_ASSIGNMENT_.
Determine how many lines in the listing below contain "solenfeyissa", then give only that number.

_TASK INPUTS_.
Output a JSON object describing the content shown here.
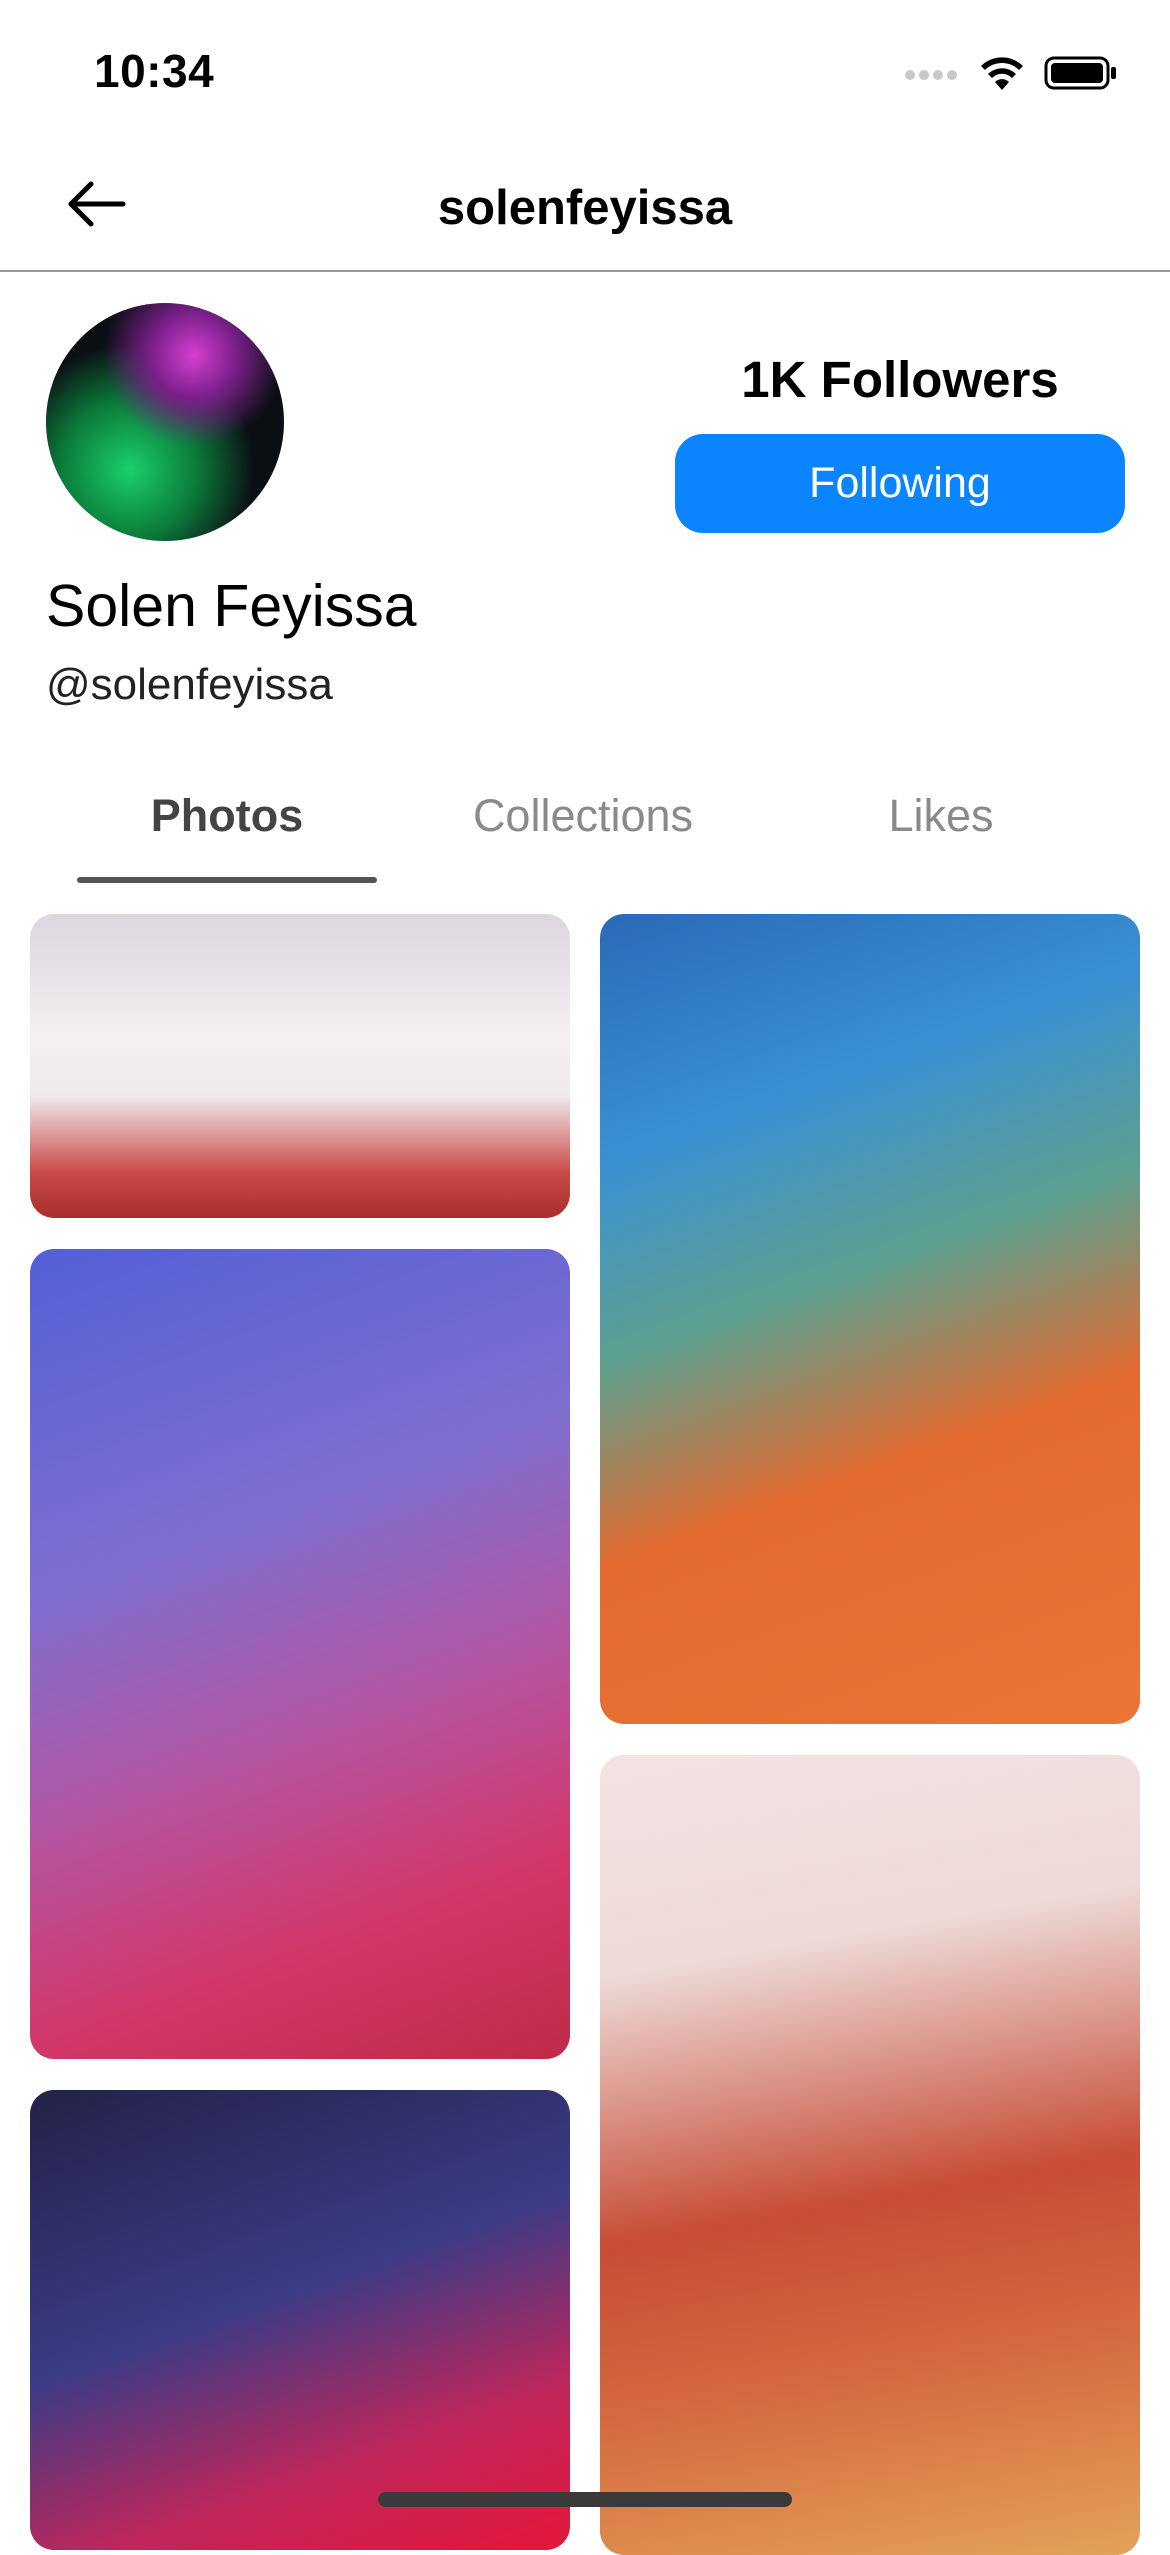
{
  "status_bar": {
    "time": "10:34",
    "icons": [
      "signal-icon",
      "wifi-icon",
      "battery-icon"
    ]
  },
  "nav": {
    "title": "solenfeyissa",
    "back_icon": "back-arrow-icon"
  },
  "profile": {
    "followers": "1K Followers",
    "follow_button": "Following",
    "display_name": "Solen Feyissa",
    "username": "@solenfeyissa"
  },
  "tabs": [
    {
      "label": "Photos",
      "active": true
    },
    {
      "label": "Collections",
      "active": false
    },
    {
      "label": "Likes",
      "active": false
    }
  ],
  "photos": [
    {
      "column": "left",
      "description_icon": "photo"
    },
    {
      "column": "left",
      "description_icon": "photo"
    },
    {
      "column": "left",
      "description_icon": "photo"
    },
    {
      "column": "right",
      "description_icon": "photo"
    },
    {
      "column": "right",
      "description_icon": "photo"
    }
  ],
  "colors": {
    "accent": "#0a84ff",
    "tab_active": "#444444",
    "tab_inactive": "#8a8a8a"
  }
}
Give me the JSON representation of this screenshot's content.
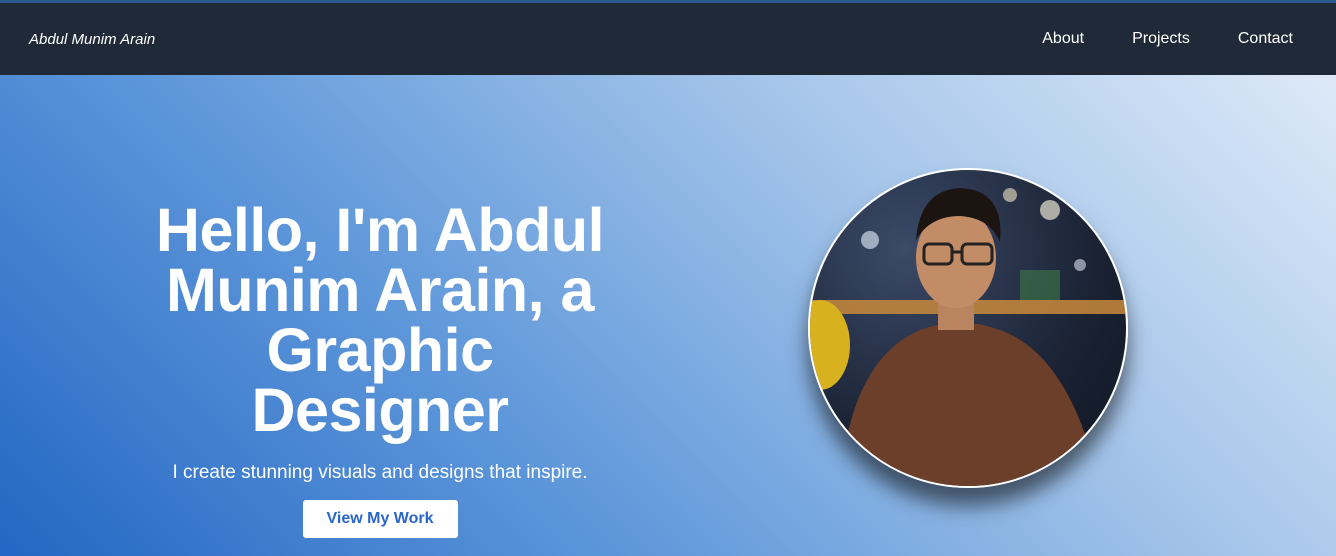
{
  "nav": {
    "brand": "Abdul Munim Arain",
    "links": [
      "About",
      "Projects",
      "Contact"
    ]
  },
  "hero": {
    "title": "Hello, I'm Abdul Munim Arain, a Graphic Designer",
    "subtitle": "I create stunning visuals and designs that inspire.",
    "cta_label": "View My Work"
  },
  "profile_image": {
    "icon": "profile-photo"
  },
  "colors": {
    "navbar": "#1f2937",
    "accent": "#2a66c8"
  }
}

_SOLUTION TO THE EXERCISE_.
2